Data records for software interfaces:
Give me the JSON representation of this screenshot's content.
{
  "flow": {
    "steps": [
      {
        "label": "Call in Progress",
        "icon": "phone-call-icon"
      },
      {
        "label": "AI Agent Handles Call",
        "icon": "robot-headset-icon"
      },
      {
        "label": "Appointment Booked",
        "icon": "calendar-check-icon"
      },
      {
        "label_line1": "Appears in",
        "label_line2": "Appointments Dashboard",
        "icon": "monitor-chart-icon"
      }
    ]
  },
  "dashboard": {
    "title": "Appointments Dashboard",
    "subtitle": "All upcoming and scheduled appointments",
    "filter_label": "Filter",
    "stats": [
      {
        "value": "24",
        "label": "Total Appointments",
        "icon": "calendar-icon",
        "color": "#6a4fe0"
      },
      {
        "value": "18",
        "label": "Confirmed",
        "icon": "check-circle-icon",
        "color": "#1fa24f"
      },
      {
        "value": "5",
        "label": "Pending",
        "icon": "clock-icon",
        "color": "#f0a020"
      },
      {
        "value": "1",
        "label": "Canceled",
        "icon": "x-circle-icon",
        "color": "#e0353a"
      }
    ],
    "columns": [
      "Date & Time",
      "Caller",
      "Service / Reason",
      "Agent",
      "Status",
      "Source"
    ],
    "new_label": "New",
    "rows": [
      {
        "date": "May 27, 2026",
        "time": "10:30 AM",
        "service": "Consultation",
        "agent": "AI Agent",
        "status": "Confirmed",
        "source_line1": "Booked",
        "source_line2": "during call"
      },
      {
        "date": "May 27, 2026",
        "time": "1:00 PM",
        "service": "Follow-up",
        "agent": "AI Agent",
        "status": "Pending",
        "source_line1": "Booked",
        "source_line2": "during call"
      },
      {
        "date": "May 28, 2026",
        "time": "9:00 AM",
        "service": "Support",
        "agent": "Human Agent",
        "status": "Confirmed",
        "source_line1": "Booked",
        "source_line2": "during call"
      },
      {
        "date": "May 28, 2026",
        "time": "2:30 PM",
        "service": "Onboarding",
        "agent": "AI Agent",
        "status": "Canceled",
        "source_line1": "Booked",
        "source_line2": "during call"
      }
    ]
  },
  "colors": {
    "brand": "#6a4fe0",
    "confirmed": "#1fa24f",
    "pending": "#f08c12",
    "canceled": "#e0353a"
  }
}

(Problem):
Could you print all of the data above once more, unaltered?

(Worked solution):
Give me the JSON representation of this screenshot's content.
{
  "flow": {
    "steps": [
      {
        "label": "Call in Progress",
        "icon": "phone-call-icon"
      },
      {
        "label": "AI Agent Handles Call",
        "icon": "robot-headset-icon"
      },
      {
        "label": "Appointment Booked",
        "icon": "calendar-check-icon"
      },
      {
        "label_line1": "Appears in",
        "label_line2": "Appointments Dashboard",
        "icon": "monitor-chart-icon"
      }
    ]
  },
  "dashboard": {
    "title": "Appointments Dashboard",
    "subtitle": "All upcoming and scheduled appointments",
    "filter_label": "Filter",
    "stats": [
      {
        "value": "24",
        "label": "Total Appointments",
        "icon": "calendar-icon",
        "color": "#6a4fe0"
      },
      {
        "value": "18",
        "label": "Confirmed",
        "icon": "check-circle-icon",
        "color": "#1fa24f"
      },
      {
        "value": "5",
        "label": "Pending",
        "icon": "clock-icon",
        "color": "#f0a020"
      },
      {
        "value": "1",
        "label": "Canceled",
        "icon": "x-circle-icon",
        "color": "#e0353a"
      }
    ],
    "columns": [
      "Date & Time",
      "Caller",
      "Service / Reason",
      "Agent",
      "Status",
      "Source"
    ],
    "new_label": "New",
    "rows": [
      {
        "date": "May 27, 2026",
        "time": "10:30 AM",
        "service": "Consultation",
        "agent": "AI Agent",
        "status": "Confirmed",
        "source_line1": "Booked",
        "source_line2": "during call"
      },
      {
        "date": "May 27, 2026",
        "time": "1:00 PM",
        "service": "Follow-up",
        "agent": "AI Agent",
        "status": "Pending",
        "source_line1": "Booked",
        "source_line2": "during call"
      },
      {
        "date": "May 28, 2026",
        "time": "9:00 AM",
        "service": "Support",
        "agent": "Human Agent",
        "status": "Confirmed",
        "source_line1": "Booked",
        "source_line2": "during call"
      },
      {
        "date": "May 28, 2026",
        "time": "2:30 PM",
        "service": "Onboarding",
        "agent": "AI Agent",
        "status": "Canceled",
        "source_line1": "Booked",
        "source_line2": "during call"
      }
    ]
  },
  "colors": {
    "brand": "#6a4fe0",
    "confirmed": "#1fa24f",
    "pending": "#f08c12",
    "canceled": "#e0353a"
  }
}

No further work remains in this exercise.